Exercise prompt: In the entries below, every line that contains "color" must be located and copied.

The data:
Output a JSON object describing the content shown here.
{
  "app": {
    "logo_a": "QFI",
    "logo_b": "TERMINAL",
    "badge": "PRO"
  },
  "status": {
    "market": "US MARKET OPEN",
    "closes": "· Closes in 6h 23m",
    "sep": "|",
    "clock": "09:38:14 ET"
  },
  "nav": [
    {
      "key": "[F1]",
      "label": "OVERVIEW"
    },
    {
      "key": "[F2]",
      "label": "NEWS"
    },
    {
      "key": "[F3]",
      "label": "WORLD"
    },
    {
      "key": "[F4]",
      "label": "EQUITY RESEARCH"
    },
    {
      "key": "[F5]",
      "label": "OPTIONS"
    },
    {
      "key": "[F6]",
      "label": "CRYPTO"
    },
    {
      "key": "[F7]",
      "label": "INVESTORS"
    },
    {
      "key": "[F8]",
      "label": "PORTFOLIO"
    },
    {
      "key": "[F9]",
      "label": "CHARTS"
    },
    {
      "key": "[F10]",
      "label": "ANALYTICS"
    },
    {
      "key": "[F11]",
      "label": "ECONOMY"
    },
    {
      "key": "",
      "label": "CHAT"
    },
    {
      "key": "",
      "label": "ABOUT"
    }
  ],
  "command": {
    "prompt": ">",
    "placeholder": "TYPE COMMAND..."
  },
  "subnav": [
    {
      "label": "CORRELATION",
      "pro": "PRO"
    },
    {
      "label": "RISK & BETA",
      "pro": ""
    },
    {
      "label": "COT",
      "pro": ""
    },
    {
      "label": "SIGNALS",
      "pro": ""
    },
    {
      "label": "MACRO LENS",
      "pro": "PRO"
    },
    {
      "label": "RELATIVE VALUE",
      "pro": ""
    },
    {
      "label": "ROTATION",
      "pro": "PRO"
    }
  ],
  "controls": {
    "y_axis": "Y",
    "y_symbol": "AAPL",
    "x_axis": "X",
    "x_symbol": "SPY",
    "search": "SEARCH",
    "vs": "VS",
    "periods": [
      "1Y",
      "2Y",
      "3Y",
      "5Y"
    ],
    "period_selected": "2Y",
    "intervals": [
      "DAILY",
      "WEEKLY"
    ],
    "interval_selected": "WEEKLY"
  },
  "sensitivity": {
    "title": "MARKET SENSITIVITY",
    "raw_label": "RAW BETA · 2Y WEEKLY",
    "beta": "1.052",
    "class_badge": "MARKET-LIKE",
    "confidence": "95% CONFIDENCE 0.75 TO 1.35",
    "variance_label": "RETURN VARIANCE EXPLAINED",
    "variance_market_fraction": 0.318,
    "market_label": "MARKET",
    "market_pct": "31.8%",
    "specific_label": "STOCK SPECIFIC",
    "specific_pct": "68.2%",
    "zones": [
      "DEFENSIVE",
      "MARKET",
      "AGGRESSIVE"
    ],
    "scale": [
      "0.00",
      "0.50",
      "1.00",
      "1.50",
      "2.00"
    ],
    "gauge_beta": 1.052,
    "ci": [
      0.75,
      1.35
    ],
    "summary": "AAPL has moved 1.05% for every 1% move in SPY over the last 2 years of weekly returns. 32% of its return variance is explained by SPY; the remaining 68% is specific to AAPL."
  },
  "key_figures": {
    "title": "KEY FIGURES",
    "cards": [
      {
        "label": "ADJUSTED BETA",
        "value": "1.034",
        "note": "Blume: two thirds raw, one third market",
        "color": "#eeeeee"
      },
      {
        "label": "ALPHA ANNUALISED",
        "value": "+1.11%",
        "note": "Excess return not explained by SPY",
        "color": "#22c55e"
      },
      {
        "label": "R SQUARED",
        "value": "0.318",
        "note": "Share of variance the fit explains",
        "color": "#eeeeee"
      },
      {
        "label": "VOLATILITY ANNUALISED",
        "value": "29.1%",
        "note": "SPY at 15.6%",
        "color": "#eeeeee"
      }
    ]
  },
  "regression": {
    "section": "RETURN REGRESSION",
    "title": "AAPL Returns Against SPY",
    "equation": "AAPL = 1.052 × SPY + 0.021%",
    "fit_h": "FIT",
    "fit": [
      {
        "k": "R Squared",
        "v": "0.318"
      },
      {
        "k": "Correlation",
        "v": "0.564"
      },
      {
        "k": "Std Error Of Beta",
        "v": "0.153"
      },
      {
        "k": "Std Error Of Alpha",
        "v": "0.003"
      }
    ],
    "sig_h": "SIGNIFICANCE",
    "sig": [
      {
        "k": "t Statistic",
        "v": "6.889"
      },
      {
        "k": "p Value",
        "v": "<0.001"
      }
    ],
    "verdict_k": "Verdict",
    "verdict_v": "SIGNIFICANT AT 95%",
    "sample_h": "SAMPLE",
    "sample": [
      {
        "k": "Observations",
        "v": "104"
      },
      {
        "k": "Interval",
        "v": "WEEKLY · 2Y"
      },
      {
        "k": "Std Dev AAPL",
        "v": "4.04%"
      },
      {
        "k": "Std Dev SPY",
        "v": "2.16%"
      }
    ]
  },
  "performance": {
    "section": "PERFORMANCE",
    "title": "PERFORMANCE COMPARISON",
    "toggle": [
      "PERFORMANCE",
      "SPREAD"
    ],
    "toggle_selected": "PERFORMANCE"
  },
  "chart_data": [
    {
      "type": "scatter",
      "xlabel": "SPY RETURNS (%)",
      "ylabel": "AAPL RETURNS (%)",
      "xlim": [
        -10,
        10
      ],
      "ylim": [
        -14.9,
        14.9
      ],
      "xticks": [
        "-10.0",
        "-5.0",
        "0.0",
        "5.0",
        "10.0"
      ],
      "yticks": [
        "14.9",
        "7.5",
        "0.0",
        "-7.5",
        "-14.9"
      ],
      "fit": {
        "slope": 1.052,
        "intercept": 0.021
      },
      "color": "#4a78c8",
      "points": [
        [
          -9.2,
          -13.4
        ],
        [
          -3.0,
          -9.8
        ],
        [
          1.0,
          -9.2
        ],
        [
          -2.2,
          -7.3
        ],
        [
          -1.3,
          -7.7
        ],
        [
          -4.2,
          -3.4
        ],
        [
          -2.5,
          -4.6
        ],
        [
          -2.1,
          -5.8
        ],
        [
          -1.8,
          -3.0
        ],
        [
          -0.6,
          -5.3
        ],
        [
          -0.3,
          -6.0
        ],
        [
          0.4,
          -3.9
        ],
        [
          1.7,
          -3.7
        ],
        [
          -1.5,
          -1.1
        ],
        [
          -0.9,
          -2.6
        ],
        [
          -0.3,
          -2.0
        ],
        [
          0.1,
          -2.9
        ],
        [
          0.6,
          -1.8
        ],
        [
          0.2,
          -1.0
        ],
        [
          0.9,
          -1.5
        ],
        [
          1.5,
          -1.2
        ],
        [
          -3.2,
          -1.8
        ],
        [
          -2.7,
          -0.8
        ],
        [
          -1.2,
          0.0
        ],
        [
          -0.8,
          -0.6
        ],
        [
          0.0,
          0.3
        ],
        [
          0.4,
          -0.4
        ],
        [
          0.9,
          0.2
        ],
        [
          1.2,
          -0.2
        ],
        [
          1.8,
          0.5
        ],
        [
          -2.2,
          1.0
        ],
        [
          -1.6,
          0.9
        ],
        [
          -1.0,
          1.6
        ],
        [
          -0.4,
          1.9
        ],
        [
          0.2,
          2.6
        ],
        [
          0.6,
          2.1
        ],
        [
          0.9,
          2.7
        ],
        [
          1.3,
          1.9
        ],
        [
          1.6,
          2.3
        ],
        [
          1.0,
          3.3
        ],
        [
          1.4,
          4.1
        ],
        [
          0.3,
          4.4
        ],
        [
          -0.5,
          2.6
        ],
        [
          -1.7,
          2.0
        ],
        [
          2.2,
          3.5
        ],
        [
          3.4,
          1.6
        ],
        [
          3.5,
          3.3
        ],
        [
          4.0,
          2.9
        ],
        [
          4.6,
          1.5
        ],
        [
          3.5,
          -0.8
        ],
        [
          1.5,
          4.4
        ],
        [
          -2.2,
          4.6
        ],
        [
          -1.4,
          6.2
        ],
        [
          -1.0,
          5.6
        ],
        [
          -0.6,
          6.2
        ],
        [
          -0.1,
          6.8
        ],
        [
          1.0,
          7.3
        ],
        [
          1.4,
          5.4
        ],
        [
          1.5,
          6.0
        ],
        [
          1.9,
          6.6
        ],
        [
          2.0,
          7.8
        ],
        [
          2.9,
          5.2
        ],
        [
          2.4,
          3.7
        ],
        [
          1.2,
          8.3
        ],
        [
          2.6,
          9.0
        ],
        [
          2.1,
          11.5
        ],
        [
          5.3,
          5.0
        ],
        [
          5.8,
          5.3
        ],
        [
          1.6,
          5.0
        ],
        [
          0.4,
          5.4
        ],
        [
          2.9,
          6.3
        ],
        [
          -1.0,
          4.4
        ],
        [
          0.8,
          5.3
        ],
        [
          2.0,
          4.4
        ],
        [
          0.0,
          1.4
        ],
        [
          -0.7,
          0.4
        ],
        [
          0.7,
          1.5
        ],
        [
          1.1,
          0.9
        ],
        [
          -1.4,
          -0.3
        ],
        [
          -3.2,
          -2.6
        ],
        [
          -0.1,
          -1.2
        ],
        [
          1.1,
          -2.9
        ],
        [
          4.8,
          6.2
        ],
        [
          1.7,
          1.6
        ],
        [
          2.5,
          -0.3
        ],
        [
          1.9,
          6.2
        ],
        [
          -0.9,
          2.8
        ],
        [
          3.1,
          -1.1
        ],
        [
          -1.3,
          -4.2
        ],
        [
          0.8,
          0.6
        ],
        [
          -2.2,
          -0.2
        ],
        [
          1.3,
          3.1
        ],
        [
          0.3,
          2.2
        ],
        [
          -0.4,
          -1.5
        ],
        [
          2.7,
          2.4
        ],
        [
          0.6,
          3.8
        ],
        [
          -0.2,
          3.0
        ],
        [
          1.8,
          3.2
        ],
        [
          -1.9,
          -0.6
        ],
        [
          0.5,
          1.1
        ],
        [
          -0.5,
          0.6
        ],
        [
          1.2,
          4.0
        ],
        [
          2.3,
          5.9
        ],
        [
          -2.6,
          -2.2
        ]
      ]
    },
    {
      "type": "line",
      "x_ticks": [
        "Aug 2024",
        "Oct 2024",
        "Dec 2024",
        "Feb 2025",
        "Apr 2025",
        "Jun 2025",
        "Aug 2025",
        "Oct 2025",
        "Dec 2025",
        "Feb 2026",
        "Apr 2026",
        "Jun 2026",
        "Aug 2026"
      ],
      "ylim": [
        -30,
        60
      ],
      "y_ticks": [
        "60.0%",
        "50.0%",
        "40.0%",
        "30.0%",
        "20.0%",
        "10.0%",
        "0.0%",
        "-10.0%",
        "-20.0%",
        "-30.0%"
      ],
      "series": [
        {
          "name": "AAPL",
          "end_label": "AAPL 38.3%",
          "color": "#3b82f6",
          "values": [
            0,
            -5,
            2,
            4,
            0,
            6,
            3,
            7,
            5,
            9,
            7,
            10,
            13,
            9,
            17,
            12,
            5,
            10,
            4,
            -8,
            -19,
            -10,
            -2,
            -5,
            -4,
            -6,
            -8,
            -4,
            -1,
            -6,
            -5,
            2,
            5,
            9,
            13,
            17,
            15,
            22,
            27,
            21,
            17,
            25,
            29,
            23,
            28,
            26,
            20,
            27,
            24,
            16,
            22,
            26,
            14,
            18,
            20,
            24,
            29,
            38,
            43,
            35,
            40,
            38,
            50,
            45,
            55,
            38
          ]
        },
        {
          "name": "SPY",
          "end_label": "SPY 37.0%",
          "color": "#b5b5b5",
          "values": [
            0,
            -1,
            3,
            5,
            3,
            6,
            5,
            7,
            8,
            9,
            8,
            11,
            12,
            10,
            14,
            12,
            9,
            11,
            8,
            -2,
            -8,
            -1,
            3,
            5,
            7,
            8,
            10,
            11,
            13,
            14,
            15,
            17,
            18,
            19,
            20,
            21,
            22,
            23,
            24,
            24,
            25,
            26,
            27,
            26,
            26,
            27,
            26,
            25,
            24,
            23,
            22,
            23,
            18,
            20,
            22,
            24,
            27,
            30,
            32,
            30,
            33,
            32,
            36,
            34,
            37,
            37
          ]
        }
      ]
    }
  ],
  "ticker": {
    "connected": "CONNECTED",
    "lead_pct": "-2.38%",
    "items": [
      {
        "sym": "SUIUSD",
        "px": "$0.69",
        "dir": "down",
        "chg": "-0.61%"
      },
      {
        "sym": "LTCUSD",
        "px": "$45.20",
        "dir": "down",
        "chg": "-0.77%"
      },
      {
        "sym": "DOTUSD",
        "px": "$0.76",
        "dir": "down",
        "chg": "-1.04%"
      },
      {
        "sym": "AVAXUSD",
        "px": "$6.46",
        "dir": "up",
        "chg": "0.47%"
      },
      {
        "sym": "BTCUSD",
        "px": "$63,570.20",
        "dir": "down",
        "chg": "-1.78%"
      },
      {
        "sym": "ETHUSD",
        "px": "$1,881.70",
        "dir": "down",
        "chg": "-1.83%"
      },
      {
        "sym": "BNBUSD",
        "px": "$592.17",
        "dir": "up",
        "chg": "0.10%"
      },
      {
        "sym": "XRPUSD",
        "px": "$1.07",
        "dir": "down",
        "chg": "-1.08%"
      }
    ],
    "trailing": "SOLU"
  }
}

Solution for this problem:
        "color": "#eeeeee"
        "color": "#22c55e"
        "color": "#eeeeee"
        "color": "#eeeeee"
      "color": "#4a78c8",
          "color": "#3b82f6",
          "color": "#b5b5b5",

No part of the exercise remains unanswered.